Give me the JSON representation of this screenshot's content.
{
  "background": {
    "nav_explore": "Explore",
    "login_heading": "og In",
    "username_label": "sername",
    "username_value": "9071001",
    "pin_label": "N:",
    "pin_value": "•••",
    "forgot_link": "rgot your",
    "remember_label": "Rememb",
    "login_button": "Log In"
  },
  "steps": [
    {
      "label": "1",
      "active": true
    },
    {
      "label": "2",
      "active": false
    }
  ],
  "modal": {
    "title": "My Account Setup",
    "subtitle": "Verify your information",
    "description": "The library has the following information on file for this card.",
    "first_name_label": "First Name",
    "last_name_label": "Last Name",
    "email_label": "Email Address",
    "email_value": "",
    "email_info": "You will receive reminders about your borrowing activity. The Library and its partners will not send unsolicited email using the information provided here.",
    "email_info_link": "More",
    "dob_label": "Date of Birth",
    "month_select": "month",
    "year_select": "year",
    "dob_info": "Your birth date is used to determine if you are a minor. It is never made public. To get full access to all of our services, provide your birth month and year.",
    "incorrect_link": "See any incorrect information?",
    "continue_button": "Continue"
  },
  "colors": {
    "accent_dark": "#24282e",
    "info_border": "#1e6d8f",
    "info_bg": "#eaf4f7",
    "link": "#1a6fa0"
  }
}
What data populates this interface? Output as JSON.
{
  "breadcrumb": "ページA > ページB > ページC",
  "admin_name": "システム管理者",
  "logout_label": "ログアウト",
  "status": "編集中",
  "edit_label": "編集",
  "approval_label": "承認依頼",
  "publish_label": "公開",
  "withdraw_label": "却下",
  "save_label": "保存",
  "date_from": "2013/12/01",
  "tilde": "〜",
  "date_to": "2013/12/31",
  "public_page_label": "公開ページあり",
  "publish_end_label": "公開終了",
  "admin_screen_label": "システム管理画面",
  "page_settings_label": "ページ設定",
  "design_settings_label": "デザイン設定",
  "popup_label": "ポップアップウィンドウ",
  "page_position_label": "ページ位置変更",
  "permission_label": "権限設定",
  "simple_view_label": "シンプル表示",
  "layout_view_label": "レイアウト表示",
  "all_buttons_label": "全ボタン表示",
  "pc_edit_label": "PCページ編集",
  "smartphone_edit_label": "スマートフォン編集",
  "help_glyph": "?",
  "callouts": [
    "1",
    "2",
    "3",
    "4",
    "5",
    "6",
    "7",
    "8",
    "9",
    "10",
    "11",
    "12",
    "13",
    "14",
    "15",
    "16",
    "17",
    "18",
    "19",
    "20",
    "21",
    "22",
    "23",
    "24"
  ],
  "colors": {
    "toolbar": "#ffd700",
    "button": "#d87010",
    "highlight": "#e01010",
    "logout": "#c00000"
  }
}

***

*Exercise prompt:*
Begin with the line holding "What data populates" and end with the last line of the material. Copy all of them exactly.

*Response box:*
What data populates this interface? Output as JSON.
{
  "breadcrumb": "ページA > ページB > ページC",
  "admin_name": "システム管理者",
  "logout_label": "ログアウト",
  "status": "編集中",
  "edit_label": "編集",
  "approval_label": "承認依頼",
  "publish_label": "公開",
  "withdraw_label": "却下",
  "save_label": "保存",
  "date_from": "2013/12/01",
  "tilde": "〜",
  "date_to": "2013/12/31",
  "public_page_label": "公開ページあり",
  "publish_end_label": "公開終了",
  "admin_screen_label": "システム管理画面",
  "page_settings_label": "ページ設定",
  "design_settings_label": "デザイン設定",
  "popup_label": "ポップアップウィンドウ",
  "page_position_label": "ページ位置変更",
  "permission_label": "権限設定",
  "simple_view_label": "シンプル表示",
  "layout_view_label": "レイアウト表示",
  "all_buttons_label": "全ボタン表示",
  "pc_edit_label": "PCページ編集",
  "smartphone_edit_label": "スマートフォン編集",
  "help_glyph": "?",
  "callouts": [
    "1",
    "2",
    "3",
    "4",
    "5",
    "6",
    "7",
    "8",
    "9",
    "10",
    "11",
    "12",
    "13",
    "14",
    "15",
    "16",
    "17",
    "18",
    "19",
    "20",
    "21",
    "22",
    "23",
    "24"
  ],
  "colors": {
    "toolbar": "#ffd700",
    "button": "#d87010",
    "highlight": "#e01010",
    "logout": "#c00000"
  }
}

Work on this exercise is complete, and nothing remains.